New Year’s is a time when we put goals and resolutions in place. But resolutions tend to fade away and, ultimately, fail. Instead, it’s important to sit down and focus on just a few areas that you’re absolutely committed to improving.
Regardless of who’s available in the job market, your world-class talent-access process should remain consistent. Unfortunately, too many organizations change their methods based on how many candidates are available at a particular moment in time. Having said that, here’s an example of how changing your process greatly impacts the candidate experience.
You see it all the time: Talent Acquisition Teams. But what does the title actually mean? Are they looking for talent? Or are they looking for years of experience? Talent is defined as a natural aptitude or skill. But as we know, there are candidates who don’t get the job or even an interview because they don’t have a desired minimum years of experience. Does talent come to fruition only after a certain number of years?
Building a team requires more than just identifying and hiring the right people. Leaders have to integrate those people into their teams, provide ongoing training, and create and maintain an environment that people want to be a part of.
We frequently hear about “employer branding” — that is, a company’s brand as it’s perceived by the outside world. Is it a fun place to work? Does the organization have a social conscience? Are there sufficient opportunities for professional growth?
When we talk about “alignment,” we’re talking about building a long-term, high-performance team, as opposed to filling jobs. In order to effectively build those teams, hiring managers would do well to follow Healthcare IS’ model designed to produce the highest likelihood of employer-candidate fit.
Your résumé is typically the first impression an organization will have of you when you apply for a job.

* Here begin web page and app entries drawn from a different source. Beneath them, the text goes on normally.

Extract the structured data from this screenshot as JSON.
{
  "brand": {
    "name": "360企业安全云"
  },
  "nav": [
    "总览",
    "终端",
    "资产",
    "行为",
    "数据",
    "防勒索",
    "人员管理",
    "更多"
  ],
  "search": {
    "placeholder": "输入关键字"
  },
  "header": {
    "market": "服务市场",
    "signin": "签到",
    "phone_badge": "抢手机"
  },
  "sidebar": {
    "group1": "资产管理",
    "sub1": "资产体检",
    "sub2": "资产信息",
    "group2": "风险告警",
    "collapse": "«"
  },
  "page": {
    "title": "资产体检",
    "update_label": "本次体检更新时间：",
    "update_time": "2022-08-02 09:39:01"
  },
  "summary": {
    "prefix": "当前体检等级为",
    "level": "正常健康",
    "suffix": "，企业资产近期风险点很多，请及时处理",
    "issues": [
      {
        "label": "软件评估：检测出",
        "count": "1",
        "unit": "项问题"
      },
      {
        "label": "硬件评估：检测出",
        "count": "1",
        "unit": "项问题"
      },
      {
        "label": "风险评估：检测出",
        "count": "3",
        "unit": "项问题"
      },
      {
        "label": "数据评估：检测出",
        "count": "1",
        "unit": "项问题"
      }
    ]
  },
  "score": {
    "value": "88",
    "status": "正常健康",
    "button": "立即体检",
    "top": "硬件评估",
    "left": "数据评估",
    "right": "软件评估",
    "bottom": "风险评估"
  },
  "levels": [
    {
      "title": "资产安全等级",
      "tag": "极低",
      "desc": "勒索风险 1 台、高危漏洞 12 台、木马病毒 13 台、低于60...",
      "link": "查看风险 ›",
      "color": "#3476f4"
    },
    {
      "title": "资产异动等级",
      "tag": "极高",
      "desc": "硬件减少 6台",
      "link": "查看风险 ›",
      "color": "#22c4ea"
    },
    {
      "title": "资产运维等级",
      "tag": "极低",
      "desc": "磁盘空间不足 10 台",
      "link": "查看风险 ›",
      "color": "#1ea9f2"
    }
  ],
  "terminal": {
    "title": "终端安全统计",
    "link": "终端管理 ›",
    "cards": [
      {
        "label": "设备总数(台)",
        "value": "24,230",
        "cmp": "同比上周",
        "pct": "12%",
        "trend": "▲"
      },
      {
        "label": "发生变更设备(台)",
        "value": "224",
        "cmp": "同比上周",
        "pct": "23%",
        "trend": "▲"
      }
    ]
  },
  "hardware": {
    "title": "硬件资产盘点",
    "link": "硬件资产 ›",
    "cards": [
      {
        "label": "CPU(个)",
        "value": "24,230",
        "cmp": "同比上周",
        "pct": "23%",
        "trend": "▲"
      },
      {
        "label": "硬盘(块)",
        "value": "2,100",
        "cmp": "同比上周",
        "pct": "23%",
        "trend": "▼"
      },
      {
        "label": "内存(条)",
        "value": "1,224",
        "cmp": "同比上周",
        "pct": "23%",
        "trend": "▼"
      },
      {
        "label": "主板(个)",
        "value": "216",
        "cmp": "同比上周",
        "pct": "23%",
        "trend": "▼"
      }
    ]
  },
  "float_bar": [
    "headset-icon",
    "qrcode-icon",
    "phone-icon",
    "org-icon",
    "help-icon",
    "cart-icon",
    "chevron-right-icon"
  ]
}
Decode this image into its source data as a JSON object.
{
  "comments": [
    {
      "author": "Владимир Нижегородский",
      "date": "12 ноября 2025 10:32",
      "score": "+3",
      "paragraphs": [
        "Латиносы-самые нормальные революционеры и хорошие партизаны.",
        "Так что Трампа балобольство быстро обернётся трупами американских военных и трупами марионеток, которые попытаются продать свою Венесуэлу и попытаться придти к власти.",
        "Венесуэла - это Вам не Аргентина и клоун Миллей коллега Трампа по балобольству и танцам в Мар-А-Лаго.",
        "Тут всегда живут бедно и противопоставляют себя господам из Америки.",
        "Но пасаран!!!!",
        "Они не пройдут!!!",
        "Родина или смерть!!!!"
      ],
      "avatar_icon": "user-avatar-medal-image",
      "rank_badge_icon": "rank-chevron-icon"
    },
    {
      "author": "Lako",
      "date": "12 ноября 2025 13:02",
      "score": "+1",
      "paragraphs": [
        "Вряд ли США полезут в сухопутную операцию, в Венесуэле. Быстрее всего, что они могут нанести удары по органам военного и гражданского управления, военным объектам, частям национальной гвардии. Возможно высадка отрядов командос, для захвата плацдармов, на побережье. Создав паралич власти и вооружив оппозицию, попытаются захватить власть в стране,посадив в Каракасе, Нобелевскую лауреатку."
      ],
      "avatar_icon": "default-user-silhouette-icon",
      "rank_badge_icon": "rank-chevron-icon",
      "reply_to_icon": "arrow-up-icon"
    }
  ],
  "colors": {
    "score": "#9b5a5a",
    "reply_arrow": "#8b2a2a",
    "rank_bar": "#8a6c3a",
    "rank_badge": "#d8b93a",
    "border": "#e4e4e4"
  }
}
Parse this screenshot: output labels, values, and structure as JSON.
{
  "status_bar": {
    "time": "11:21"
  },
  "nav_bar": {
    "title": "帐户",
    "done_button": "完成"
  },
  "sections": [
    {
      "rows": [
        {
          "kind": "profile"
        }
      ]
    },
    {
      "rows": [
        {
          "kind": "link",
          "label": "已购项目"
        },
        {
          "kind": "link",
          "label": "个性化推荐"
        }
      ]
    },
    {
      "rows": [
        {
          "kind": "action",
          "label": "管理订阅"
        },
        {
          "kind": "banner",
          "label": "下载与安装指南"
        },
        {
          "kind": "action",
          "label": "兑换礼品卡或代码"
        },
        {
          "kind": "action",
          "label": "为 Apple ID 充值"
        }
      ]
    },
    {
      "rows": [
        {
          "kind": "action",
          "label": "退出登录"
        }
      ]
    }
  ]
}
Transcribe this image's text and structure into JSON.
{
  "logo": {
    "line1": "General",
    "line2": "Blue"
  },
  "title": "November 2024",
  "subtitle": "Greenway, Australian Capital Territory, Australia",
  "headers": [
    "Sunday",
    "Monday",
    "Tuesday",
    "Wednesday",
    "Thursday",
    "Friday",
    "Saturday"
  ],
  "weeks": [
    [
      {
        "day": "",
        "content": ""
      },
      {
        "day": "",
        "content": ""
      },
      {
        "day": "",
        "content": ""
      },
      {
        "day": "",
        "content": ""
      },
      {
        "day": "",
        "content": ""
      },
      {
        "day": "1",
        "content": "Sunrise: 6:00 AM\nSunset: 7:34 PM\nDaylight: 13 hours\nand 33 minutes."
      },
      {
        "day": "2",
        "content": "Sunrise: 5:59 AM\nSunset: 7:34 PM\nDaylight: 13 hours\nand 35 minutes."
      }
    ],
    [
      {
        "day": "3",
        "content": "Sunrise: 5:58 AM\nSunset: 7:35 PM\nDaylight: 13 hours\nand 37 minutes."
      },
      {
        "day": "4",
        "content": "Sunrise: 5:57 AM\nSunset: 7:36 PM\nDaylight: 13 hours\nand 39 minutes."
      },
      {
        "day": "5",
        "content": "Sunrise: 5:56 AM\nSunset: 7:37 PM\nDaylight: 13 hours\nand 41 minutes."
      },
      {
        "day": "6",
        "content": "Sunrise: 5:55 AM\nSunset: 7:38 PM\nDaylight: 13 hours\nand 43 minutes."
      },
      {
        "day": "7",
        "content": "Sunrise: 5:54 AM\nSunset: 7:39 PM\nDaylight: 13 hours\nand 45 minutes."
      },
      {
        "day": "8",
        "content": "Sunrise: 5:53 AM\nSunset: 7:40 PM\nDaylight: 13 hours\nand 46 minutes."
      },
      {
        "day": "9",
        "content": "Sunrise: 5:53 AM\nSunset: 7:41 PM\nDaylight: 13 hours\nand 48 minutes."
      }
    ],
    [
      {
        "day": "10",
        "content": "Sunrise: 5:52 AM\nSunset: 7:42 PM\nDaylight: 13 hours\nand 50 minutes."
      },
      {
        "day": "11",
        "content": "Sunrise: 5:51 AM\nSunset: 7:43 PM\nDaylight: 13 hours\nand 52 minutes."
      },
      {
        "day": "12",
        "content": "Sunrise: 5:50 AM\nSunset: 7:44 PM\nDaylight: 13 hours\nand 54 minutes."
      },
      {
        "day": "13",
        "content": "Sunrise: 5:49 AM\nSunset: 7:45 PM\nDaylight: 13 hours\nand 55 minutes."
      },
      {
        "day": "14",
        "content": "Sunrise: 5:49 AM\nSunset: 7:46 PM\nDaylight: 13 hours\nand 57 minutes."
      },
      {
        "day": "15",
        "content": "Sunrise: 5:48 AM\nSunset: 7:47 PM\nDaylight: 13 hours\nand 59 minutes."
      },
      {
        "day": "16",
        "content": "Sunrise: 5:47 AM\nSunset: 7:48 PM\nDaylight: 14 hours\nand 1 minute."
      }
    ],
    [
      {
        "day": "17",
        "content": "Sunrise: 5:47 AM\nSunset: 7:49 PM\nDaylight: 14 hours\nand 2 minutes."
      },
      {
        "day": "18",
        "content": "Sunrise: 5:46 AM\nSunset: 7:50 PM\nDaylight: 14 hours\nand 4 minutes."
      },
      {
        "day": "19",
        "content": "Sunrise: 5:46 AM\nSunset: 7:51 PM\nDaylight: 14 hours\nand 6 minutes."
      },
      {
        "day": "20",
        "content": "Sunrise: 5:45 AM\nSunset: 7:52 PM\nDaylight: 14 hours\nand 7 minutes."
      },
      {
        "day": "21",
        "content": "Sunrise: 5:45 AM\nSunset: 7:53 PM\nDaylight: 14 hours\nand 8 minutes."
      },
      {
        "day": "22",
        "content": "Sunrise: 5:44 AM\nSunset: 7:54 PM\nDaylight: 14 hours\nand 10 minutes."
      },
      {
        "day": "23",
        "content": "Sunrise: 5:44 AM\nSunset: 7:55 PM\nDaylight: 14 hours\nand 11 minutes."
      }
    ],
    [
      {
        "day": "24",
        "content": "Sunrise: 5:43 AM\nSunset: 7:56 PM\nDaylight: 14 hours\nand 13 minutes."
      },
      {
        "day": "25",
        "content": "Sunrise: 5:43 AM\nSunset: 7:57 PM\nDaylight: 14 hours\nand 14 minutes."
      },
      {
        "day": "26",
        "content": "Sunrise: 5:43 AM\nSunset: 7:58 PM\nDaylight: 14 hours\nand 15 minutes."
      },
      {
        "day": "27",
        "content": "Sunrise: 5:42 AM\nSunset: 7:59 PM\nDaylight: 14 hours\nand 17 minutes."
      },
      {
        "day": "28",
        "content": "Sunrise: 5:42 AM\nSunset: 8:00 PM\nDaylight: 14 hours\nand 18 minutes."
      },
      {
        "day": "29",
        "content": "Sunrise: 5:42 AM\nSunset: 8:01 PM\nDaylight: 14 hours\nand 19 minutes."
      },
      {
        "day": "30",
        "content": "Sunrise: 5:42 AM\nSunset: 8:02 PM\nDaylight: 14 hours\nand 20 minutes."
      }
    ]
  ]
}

Five years ago, an employer would review your résumé and, if they liked what they saw, they would invite you to an interview. However, for many employers today, liking your résumé is just the first step.